Nevada’s constitution specifies, in Article 19, Section 2, that petitions calling for new state laws must be submitted to the Legislature after the signatures are verified. The Legislature can adopt the proposed law, reject it or take no action.
In the latter two instances, the constitution says, “the Secretary of State shall submit the question of approval or disapproval of such statute or amendment to a statute to a vote of the voters at the next succeeding general election.”
But the Legislature in May passed Assembly Bill 321, which amended a 2017 state law that allowed petitions to be withdrawn by adding language to specify that such a request must be made no later than 90 days before the election in which the initiative was to go before voters.
The teachers union, via attorney Maggie McLetchie, has filed a request to withdraw the gaming tax petition with the secretary of state. But as of Friday, Secretary of State Barbara Cegavske has not indicated whether she will grant the request.
McLetchie didn’t return a phone call seeking comment Friday.

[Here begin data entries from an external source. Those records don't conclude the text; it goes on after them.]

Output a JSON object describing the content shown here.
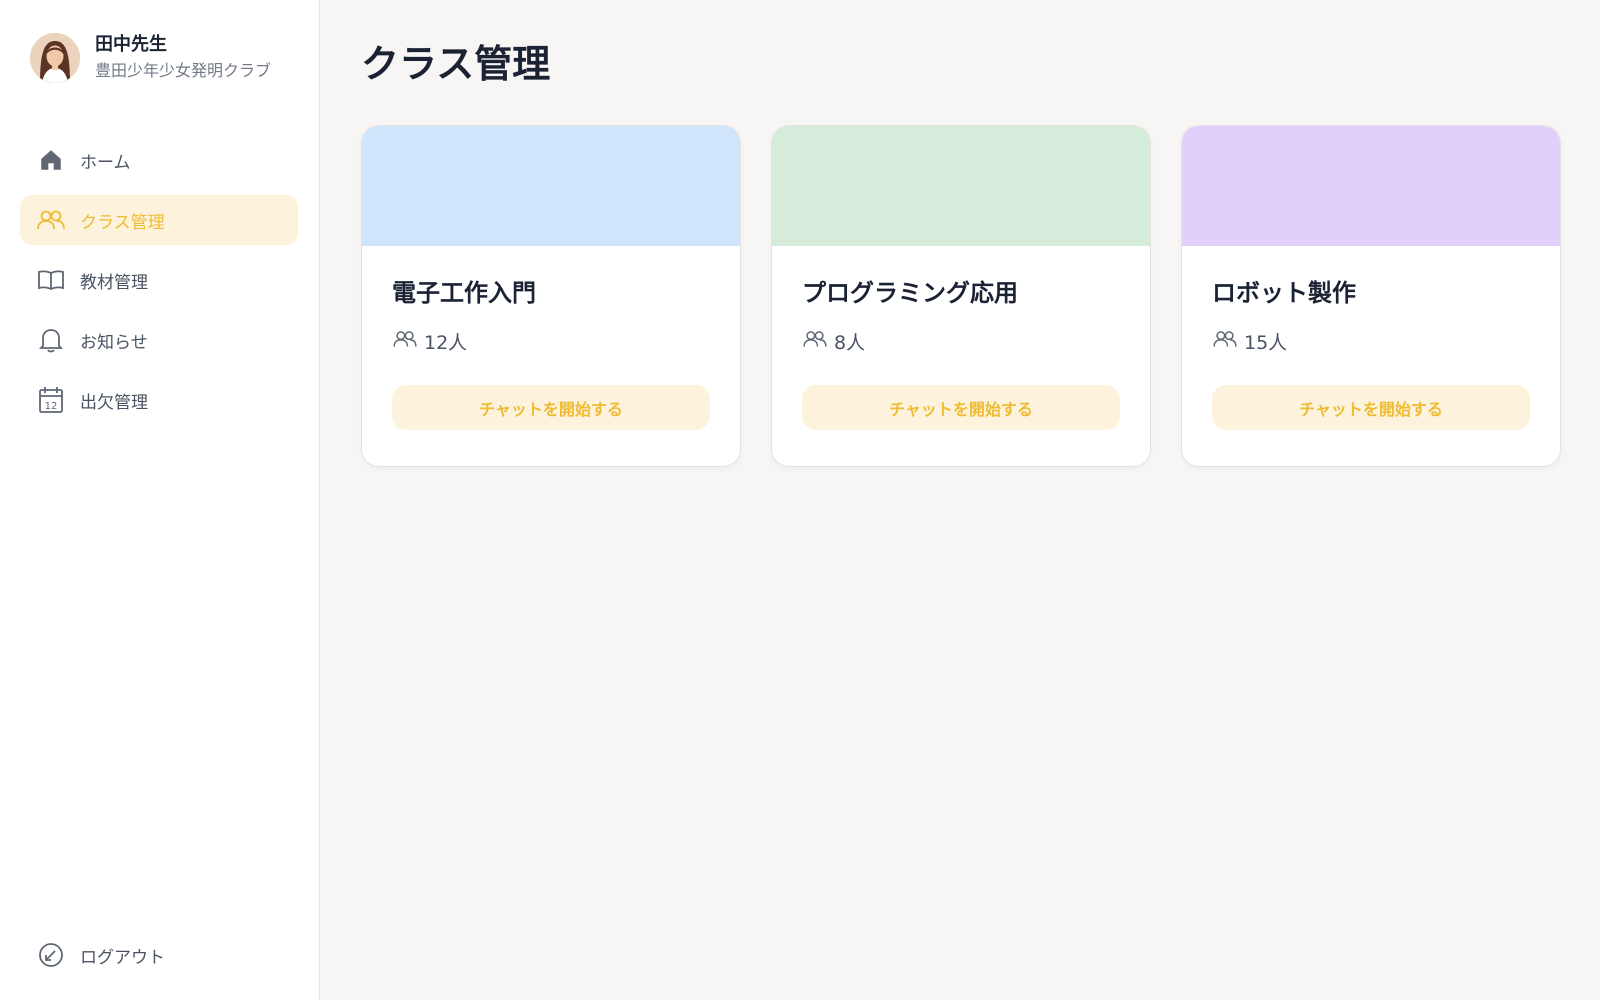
{
  "profile": {
    "name": "田中先生",
    "organization": "豊田少年少女発明クラブ"
  },
  "nav": {
    "items": [
      {
        "label": "ホーム",
        "icon": "home-icon",
        "active": false
      },
      {
        "label": "クラス管理",
        "icon": "users-icon",
        "active": true
      },
      {
        "label": "教材管理",
        "icon": "book-icon",
        "active": false
      },
      {
        "label": "お知らせ",
        "icon": "bell-icon",
        "active": false
      },
      {
        "label": "出欠管理",
        "icon": "calendar-icon",
        "active": false
      }
    ],
    "calendar_day": "12",
    "logout_label": "ログアウト"
  },
  "main": {
    "title": "クラス管理",
    "classes": [
      {
        "name": "電子工作入門",
        "count": "12人",
        "banner_color": "#cfe5fc",
        "button": "チャットを開始する"
      },
      {
        "name": "プログラミング応用",
        "count": "8人",
        "banner_color": "#d5ecdb",
        "button": "チャットを開始する"
      },
      {
        "name": "ロボット製作",
        "count": "15人",
        "banner_color": "#e1d0fb",
        "button": "チャットを開始する"
      }
    ]
  },
  "colors": {
    "accent": "#efbb33",
    "accent_bg": "#fdf3dc",
    "text": "#1a2233",
    "muted": "#737b87"
  }
}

The July 28 opinion, signed by Deputy Solicitor General Gregory Zunino, says flatly that despite what might seem to be a conflict with the constitution, the withdrawal statute is legal. The law “imposes upon the Secretary of State an enforceable ministerial duty to honor a timely notice of withdrawal that the Secretary has no discretion to disregard,” he wrote.
Zunino notes in the opinion that since nothing in the constitution specifically forbids withdrawing a qualified petition, “there is no direct conflict between the plain language of Article 19. Section 2 and that of (state law). The provisions can, and should, be read and interpreted in harmony.”
Although the word “shall” is usually interpreted as mandatory, Zunino argues that the word “is not presumed to be mandatory if such an interpretation would undermine Legislative intent. … As a presumptively constitutional exercise of the power to facilitate the operation of the initiative process, (the state law) requires that the Secretary of State honor a notice of withdrawal timely submitted by the proponents of an initiative petition.”
Zunino argued that proponents of an initiative can waive the right to have a qualified petition go to the ballot and that the secretary of state must honor any such requests. Zunino also argued voters don’t have a right — before an initiative is placed on the ballot — to vote on any proposed measure.
Finally, Zunino says the secretary of state doesn’t violate any duties of office by allowing a petition to be withdrawn, rather than sending it to the ballot as the constitution specifies.
It’s unclear what might happen if Cegavske, an independent elected official, chooses to ignore the attorney general’s opinion and announce she will forward the gaming tax to the 2022 ballot regardless of the withdrawal request. (A second union-backed petition, to raise the portion of the state sales tax that funds schools, has not been withdrawn thus far.)
It’s also unclear why Sisolak’s office requested the opinion from the attorney general, since the governor has no role in the initiative process once the Legislature takes no action on a petition. An email to Sisolak spokeswoman Meghin Delaney was not immediately returned Friday afternoon.
But several legislative lobbyists during the closing days of the 2021 session expressed concern about the law allowing the withdrawal of petitions, fearing it would lead to groups circulating initiatives not to make policy, but to force large industries to make compromises under threat of something worse going before the voters.
Indeed, asked about the gaming and sales tax petitions, Clark County Education Association Executive Director John Vellardita frankly acknowledged using the initiatives to get the casino industry on board with higher mining taxes.
“If that’s what you’re asking me that we do, the answer is yes,” he said an interview before the Legislature adjourned.